**Items from an interface collection**

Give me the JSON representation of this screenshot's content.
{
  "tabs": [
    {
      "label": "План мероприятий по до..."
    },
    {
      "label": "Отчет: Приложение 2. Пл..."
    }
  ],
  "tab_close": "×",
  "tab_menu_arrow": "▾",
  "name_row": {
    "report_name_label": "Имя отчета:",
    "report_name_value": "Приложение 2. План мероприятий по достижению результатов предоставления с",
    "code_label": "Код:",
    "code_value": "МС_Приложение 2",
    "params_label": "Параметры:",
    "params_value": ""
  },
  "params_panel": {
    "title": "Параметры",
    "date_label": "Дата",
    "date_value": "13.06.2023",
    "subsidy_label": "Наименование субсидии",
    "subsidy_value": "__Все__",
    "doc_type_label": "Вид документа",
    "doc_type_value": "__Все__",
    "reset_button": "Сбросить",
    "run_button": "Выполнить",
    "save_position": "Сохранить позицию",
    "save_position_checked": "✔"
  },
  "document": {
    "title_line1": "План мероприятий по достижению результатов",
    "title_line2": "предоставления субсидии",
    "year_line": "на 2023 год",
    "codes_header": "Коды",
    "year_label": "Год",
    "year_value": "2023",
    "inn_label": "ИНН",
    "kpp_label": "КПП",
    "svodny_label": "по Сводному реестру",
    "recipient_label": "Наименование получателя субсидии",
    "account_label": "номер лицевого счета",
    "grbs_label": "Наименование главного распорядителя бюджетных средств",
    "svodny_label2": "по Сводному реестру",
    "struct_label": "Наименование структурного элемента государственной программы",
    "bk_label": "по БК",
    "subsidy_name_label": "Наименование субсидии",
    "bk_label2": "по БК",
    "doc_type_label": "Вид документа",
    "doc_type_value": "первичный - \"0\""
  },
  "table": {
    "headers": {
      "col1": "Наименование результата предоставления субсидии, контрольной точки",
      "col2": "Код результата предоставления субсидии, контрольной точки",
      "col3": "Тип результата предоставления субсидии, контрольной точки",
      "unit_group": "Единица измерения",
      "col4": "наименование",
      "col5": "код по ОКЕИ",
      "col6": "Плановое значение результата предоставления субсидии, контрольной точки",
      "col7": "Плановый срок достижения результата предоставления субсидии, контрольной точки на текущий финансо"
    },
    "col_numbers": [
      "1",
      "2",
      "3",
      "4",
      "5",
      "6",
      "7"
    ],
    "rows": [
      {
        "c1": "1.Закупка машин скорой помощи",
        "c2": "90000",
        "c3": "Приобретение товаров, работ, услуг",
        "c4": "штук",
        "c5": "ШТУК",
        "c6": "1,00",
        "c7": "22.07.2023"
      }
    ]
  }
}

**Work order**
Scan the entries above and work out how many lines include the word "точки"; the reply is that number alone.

**Solution for this exercise**
5